== Segment start ==

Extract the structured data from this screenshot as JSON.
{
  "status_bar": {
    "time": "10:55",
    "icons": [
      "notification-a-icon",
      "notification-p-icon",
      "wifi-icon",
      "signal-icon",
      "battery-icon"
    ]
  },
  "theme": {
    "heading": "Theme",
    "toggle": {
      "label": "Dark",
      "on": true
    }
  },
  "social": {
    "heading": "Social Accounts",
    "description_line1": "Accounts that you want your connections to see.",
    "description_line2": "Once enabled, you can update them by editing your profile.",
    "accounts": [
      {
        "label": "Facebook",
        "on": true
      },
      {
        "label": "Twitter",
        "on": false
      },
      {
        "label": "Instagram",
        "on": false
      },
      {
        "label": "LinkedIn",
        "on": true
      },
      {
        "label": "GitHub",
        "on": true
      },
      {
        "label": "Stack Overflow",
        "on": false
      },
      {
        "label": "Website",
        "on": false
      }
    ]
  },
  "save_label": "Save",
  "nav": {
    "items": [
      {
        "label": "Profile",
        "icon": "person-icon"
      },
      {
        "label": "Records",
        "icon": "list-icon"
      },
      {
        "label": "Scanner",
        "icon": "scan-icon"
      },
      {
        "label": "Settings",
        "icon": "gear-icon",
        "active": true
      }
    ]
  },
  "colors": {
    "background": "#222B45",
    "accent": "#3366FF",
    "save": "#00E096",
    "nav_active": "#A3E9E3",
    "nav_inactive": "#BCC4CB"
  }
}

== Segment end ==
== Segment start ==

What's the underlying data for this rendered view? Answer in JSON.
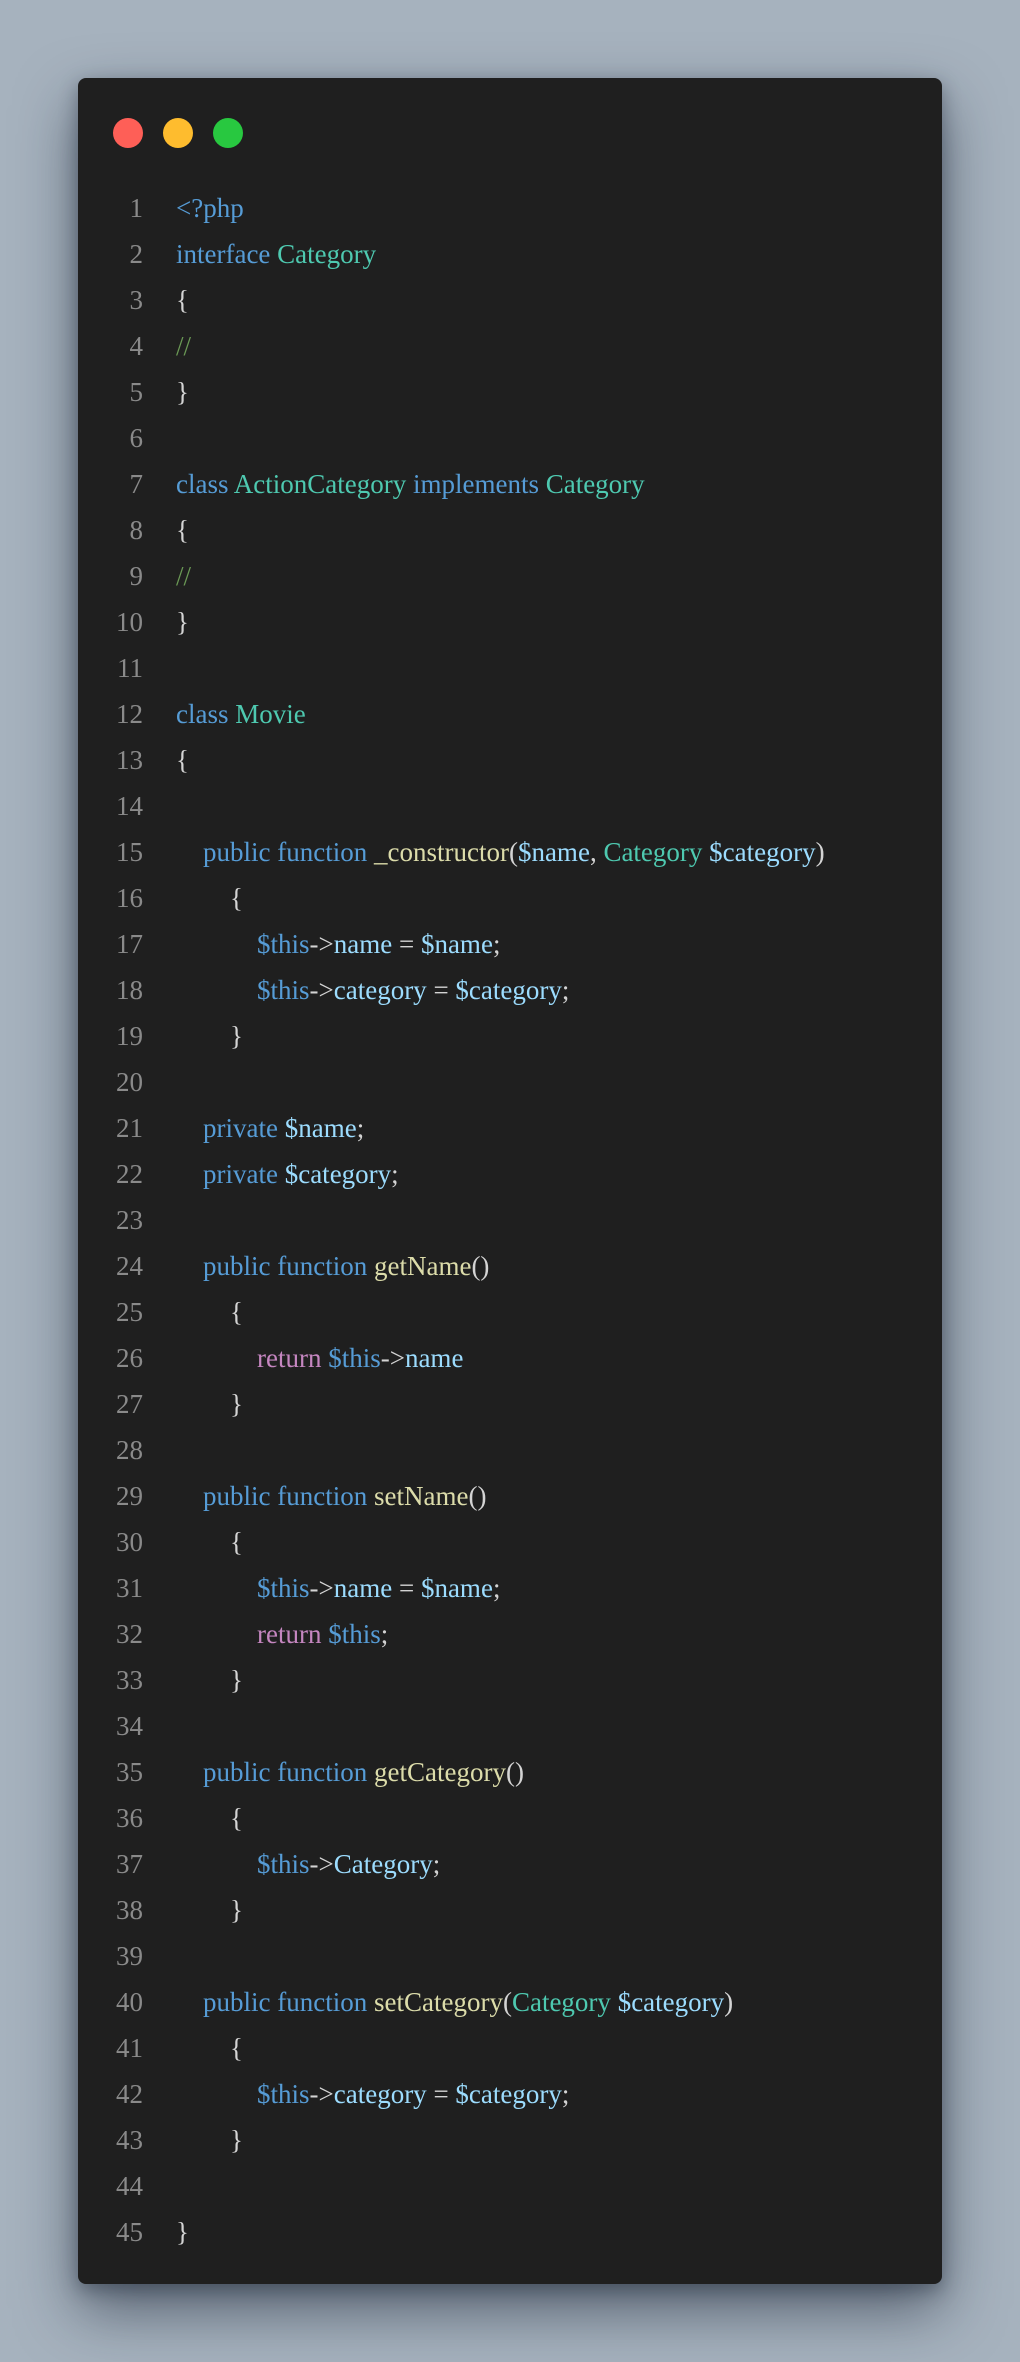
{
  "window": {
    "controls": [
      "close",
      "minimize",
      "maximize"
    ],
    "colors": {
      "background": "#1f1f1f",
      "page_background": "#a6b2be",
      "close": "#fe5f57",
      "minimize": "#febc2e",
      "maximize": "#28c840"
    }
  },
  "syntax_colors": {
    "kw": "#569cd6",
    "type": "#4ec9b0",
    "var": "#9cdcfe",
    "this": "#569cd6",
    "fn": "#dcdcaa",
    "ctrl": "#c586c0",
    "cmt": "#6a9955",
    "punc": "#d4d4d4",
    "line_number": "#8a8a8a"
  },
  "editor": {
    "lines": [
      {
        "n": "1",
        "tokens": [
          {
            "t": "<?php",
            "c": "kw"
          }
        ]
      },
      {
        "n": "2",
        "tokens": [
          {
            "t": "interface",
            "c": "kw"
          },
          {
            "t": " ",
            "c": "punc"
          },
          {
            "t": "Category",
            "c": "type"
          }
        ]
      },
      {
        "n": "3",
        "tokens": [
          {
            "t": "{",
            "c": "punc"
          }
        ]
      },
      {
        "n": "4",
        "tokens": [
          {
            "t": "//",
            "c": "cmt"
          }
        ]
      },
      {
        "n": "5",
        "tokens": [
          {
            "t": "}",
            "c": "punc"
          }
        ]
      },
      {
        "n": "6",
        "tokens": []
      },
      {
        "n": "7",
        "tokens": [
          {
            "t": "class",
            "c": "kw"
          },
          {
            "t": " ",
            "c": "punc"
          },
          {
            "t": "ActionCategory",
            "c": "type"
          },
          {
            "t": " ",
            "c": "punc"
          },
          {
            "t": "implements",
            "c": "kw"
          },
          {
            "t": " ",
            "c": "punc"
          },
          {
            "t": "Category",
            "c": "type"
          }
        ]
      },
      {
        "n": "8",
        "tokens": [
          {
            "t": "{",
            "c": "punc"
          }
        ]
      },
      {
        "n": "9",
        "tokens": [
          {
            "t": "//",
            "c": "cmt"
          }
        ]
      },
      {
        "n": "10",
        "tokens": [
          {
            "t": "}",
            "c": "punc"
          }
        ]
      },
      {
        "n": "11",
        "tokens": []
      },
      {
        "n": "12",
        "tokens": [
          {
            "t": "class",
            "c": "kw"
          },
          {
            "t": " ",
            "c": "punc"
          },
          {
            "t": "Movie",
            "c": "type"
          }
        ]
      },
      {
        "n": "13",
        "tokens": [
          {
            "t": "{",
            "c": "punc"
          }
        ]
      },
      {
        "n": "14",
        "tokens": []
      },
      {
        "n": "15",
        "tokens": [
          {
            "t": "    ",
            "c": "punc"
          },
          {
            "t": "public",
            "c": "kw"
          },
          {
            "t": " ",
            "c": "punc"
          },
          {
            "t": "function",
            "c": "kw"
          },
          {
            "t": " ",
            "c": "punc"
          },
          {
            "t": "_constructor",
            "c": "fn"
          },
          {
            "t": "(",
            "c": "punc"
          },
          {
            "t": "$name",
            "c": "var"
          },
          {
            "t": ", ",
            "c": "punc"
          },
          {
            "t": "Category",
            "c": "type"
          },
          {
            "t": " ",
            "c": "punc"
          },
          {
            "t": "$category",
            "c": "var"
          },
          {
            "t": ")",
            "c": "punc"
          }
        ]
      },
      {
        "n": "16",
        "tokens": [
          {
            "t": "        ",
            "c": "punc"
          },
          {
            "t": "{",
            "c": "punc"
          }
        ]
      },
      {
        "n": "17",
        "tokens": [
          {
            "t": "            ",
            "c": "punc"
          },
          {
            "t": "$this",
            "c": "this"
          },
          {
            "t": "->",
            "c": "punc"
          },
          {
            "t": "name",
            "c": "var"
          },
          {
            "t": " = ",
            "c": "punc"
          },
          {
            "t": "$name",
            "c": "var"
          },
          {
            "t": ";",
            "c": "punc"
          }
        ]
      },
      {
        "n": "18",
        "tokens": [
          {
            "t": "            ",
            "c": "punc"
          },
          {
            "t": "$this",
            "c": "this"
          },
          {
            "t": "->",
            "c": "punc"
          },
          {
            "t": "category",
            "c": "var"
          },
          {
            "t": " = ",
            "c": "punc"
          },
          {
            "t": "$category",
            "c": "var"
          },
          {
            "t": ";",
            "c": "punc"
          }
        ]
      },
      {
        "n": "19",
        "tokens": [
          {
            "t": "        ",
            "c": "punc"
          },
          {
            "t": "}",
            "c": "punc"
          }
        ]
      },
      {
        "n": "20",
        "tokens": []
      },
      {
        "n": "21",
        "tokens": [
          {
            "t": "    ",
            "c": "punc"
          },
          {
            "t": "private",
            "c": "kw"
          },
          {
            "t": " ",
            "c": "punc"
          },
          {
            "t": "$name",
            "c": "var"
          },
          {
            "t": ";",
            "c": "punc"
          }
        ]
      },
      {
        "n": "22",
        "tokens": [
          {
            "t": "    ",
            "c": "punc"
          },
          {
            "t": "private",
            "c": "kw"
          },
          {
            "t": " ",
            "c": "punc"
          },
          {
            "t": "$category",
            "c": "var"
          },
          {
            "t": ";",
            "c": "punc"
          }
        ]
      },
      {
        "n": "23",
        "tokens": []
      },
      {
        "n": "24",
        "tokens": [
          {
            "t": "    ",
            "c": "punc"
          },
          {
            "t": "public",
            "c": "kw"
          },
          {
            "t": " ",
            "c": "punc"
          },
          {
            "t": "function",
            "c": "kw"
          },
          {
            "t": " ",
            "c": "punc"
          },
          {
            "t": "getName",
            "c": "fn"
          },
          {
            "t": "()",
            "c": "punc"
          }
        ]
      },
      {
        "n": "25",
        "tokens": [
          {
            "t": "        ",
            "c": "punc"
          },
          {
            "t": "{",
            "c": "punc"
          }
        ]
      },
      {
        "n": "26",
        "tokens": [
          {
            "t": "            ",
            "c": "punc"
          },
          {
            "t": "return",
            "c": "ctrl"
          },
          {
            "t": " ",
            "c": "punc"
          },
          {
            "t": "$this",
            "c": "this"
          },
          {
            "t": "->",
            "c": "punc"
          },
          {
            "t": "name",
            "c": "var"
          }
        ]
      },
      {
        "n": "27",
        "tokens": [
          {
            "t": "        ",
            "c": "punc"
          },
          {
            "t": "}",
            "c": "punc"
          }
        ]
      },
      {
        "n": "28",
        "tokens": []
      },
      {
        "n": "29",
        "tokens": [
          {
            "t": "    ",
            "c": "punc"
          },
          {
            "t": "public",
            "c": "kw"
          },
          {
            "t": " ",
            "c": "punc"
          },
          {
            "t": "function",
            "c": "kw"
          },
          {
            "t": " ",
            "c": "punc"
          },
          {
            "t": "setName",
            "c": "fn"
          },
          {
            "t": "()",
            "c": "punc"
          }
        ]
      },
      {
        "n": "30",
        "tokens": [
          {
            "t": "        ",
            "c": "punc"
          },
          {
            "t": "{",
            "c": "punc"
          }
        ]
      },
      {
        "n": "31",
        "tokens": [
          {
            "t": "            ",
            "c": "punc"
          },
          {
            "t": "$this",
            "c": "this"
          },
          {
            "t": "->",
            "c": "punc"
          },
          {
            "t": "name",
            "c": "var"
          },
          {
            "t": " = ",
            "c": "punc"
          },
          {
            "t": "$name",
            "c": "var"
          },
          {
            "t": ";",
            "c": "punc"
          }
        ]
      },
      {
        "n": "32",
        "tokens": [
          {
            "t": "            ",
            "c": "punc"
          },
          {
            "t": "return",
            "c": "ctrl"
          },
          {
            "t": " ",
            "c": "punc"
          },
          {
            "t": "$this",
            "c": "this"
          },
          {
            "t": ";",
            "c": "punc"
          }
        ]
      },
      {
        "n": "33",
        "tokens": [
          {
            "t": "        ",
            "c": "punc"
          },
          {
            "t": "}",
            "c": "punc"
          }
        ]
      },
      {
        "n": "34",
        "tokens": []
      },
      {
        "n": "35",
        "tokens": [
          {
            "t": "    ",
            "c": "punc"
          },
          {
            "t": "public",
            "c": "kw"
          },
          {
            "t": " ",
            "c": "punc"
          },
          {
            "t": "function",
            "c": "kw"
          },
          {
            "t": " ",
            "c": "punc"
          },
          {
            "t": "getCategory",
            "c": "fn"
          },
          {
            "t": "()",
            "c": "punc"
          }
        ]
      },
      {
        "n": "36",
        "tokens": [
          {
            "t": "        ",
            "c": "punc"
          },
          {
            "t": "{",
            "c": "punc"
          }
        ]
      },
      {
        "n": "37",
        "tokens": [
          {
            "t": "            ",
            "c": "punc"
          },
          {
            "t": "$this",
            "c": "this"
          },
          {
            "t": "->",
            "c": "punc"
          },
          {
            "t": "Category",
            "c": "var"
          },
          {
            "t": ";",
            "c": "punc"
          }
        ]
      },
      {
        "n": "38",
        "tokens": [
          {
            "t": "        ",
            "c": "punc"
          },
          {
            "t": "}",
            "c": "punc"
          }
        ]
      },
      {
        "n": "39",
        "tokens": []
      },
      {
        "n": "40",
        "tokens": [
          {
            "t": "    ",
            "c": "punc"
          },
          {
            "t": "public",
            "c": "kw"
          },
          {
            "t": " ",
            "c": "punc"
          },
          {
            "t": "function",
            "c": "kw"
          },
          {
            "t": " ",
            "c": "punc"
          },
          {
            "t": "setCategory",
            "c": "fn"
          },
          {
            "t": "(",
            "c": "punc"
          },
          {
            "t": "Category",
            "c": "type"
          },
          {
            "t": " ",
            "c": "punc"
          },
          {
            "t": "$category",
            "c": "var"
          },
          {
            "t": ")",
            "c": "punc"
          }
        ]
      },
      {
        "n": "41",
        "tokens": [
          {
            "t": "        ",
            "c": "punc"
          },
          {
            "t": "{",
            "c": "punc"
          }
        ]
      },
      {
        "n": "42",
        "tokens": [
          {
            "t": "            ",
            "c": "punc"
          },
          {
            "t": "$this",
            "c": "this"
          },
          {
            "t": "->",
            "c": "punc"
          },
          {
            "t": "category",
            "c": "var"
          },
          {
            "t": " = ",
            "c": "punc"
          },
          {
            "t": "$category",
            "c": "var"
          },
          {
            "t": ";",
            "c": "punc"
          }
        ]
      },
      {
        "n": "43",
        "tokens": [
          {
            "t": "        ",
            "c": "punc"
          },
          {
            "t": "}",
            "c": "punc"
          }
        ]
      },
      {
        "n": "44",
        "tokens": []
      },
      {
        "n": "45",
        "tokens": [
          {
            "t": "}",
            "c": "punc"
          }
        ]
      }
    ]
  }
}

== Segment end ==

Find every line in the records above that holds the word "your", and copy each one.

▶ [Solution to this problem]
    "description_line1": "Accounts that you want your connections to see.",
    "description_line2": "Once enabled, you can update them by editing your profile.",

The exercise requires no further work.